The Baldwin County Commission passed a resolution today requesting that the state legislature increase their compensation 91 percent, from $34,000 to $65,000 annually, effective in the next term. Three of four commissioners supported the resolution, with Commissioner Bob James voting in opposition.
“I think we need to realize we’re still in very tough economic times and I think this is wrong time to address this issue,” James said at the commission’s regularly scheduled public meeting Feb. 4.
Commissioner Tucker Dorsey disagreed, saying a higher pay scale would attract potential candidates who weren’t “retirees or millionaires.”
“I’m not embarrassed by this,” Dorsey said. “As a citizen of Baldwin County, I want my commissioner to be devoted to the job and as voters, we have to make sure we elect and hire people dedicated to job. My first [year in office] there was discussion about this being a part-time job, but there is nothing about this job that is part-time.”
Dorsey, who was elected in 2010, said he’s spent money from his own pocket “travelling the world selling Baldwin County” and commissioners are expected to be experts on everything from economic development to tourism.
“With complete respect to fellow commissioners, it’s very difficult to live a life on $32,000 a year and have complete dedication,” he said. “It makes it very difficult.”
The resolution was authored with the help of State Rep. Joe Faust and State Sen. Trip Pittman, the commission said, and was being pushed forward now because of an abbreviated legislative session and its associated deadlines.
Baldwin County Commissioners were last given a raise in 2005, when their pay was increased to $34,000 from $18,000, according to County Administrator David Brewer. As recently as the 1990s, commissioners were only paid $15,000 annually, he said. By comparison Mobile County Commissioners’ compensation is about $91,000 annually.
In September, the commissioners passed a budget that included a 2.5 percent pay increase for all county employees and reinstated a previously frozen merit pay system.
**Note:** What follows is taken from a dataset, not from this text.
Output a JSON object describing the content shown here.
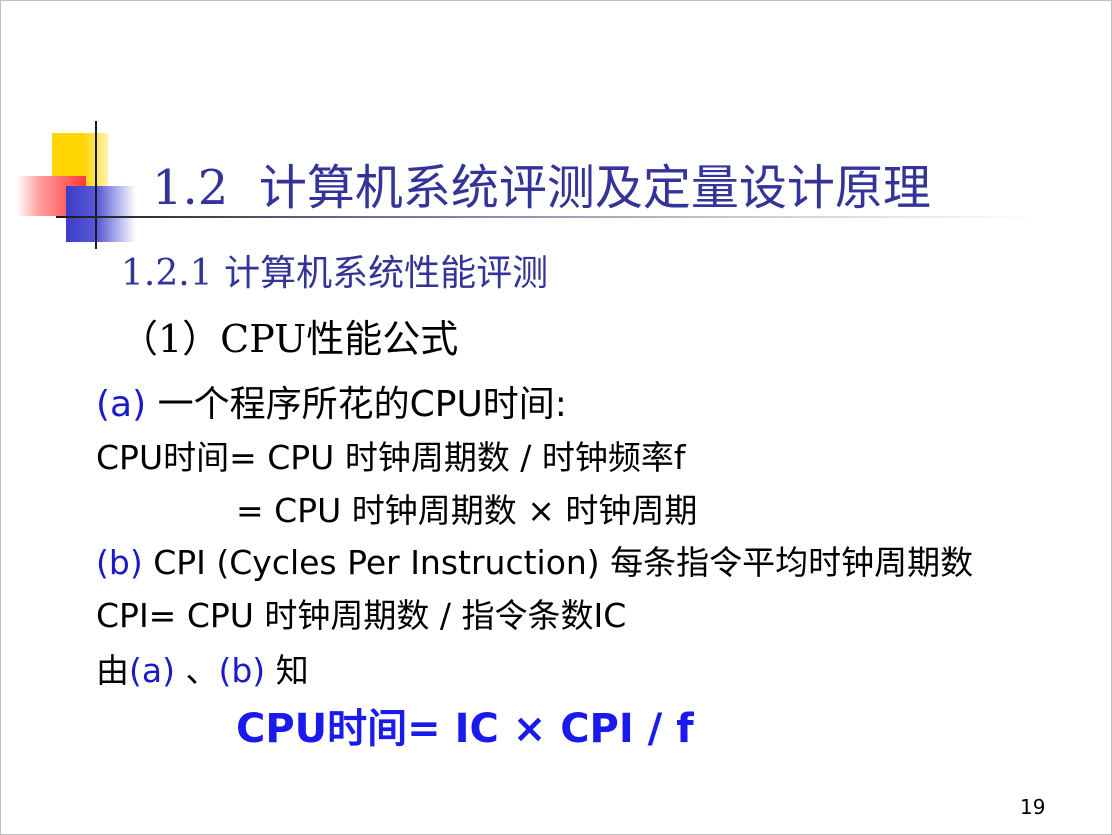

County workers also received a 4.5 percent cost-of-living raise in 2011, according to records.
When the floor was opened for comments, a resident of Lillian was the only person to speak, saying he admired the current commission’s work ethic and supported the resolution.
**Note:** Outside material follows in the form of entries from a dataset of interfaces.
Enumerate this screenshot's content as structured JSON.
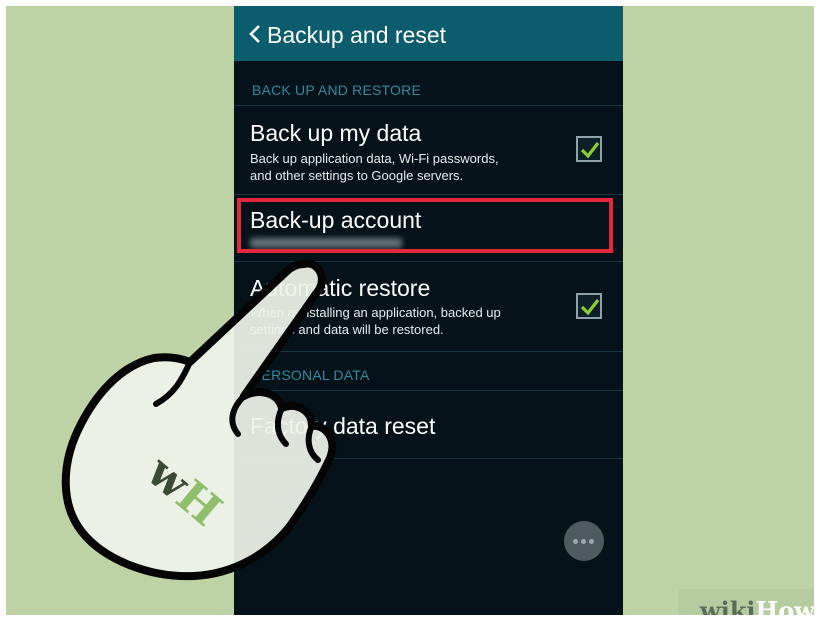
{
  "appbar": {
    "back_icon": "chevron-left-icon",
    "title": "Backup and reset"
  },
  "sections": {
    "backup": "BACK UP AND RESTORE",
    "personal": "PERSONAL DATA"
  },
  "rows": {
    "backup_data": {
      "title": "Back up my data",
      "subtitle_line1": "Back up application data, Wi-Fi passwords,",
      "subtitle_line2": "and other settings to Google servers.",
      "checked": true
    },
    "backup_account": {
      "title": "Back-up account",
      "value_obscured": true
    },
    "auto_restore": {
      "title_visible": "Auto",
      "title_rest": "matic restore",
      "subtitle_line1": "When reinstalling an application, backed up",
      "subtitle_line2": "settings and data will be restored.",
      "checked": true
    },
    "factory_reset": {
      "title": "Factory data reset"
    }
  },
  "overlay": {
    "hand_icon": "pointing-hand-icon",
    "logo_text": "wH",
    "watermark_wiki": "wiki",
    "watermark_how": "How"
  },
  "colors": {
    "background": "#bdd3a6",
    "appbar": "#0b5d6e",
    "screen": "#06121a",
    "highlight": "#e5273d",
    "check": "#8ad12f"
  }
}
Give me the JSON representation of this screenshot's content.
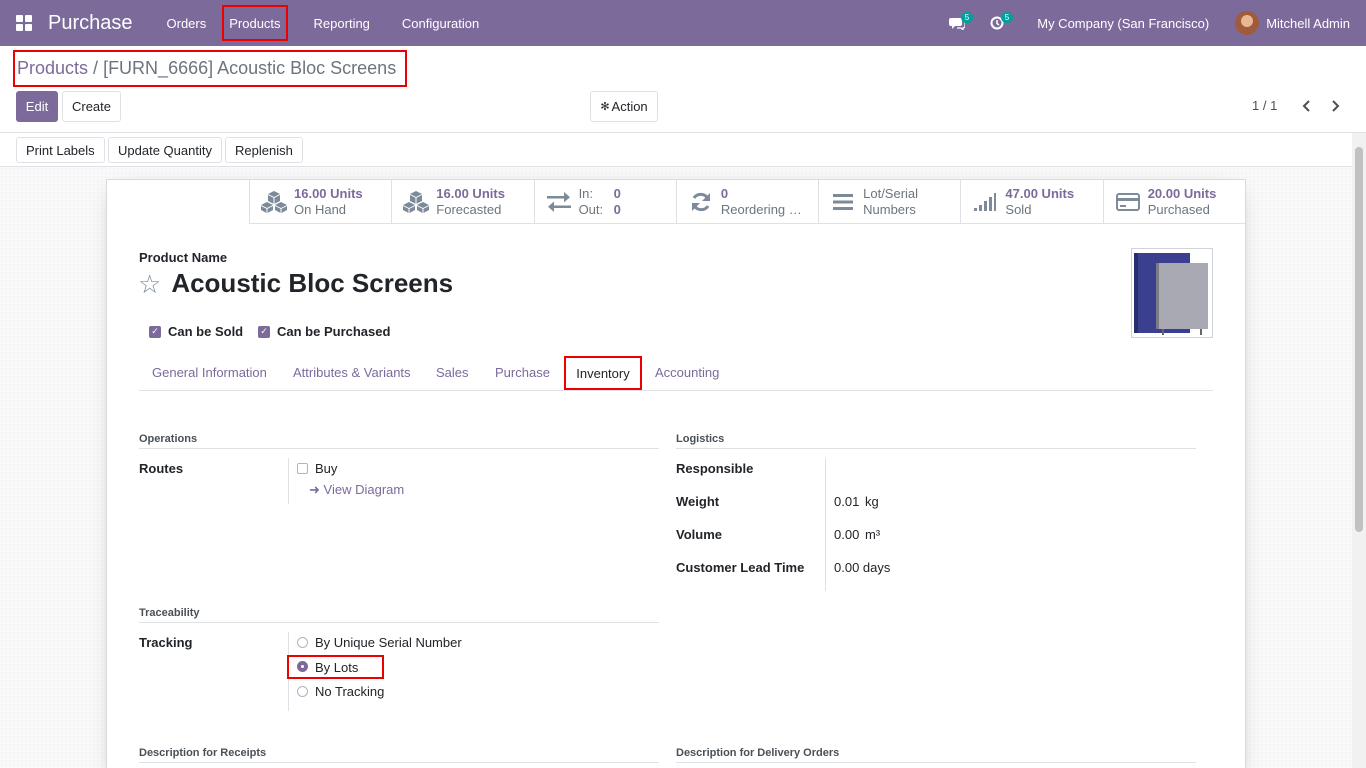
{
  "navbar": {
    "app_name": "Purchase",
    "menu": [
      "Orders",
      "Products",
      "Reporting",
      "Configuration"
    ],
    "messages_badge": "5",
    "activity_badge": "5",
    "company": "My Company (San Francisco)",
    "user": "Mitchell Admin",
    "accent_color": "#7c6a9b"
  },
  "breadcrumb": {
    "parent": "Products",
    "separator": "/",
    "current": "[FURN_6666] Acoustic Bloc Screens"
  },
  "controls": {
    "edit": "Edit",
    "create": "Create",
    "action": "Action",
    "pager": "1 / 1"
  },
  "statusbar": {
    "buttons": [
      "Print Labels",
      "Update Quantity",
      "Replenish"
    ]
  },
  "smart_buttons": {
    "on_hand": {
      "value": "16.00 Units",
      "label": "On Hand"
    },
    "forecasted": {
      "value": "16.00 Units",
      "label": "Forecasted"
    },
    "in_label": "In:",
    "in_value": "0",
    "out_label": "Out:",
    "out_value": "0",
    "reordering": {
      "value": "0",
      "label": "Reordering …"
    },
    "lots": {
      "line1": "Lot/Serial",
      "line2": "Numbers"
    },
    "sold": {
      "value": "47.00 Units",
      "label": "Sold"
    },
    "purchased": {
      "value": "20.00 Units",
      "label": "Purchased"
    }
  },
  "product": {
    "name_label": "Product Name",
    "name": "Acoustic Bloc Screens",
    "can_be_sold": "Can be Sold",
    "can_be_purchased": "Can be Purchased"
  },
  "tabs": [
    "General Information",
    "Attributes & Variants",
    "Sales",
    "Purchase",
    "Inventory",
    "Accounting"
  ],
  "inventory": {
    "operations_title": "Operations",
    "routes_label": "Routes",
    "route_buy": "Buy",
    "view_diagram": "View Diagram",
    "logistics_title": "Logistics",
    "responsible_label": "Responsible",
    "weight_label": "Weight",
    "weight_value": "0.01",
    "weight_unit": "kg",
    "volume_label": "Volume",
    "volume_value": "0.00",
    "volume_unit": "m³",
    "lead_time_label": "Customer Lead Time",
    "lead_time_value": "0.00 days",
    "traceability_title": "Traceability",
    "tracking_label": "Tracking",
    "tracking_options": [
      "By Unique Serial Number",
      "By Lots",
      "No Tracking"
    ],
    "tracking_selected": "By Lots",
    "desc_receipts": "Description for Receipts",
    "desc_delivery": "Description for Delivery Orders"
  }
}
“There might be some people who think this shouldn’t happen,” he said. “I think we can’t pay them enough.”
Eighty-one-year-old Commissioner Frank Burt, who has served six terms, said before he retired from his career as a pharmacist, he frequently put county priorities before his professional duties.
“I love doing this job and I think we’ve made a lot of progress,” he said. “I wasn’t doing it for the pay. But if you try to relate pay to time spent serving the people i don’t think the amount we’re asking for is too much.”
The local bill will need approval by the state House and Senate before the Governor can amend the law.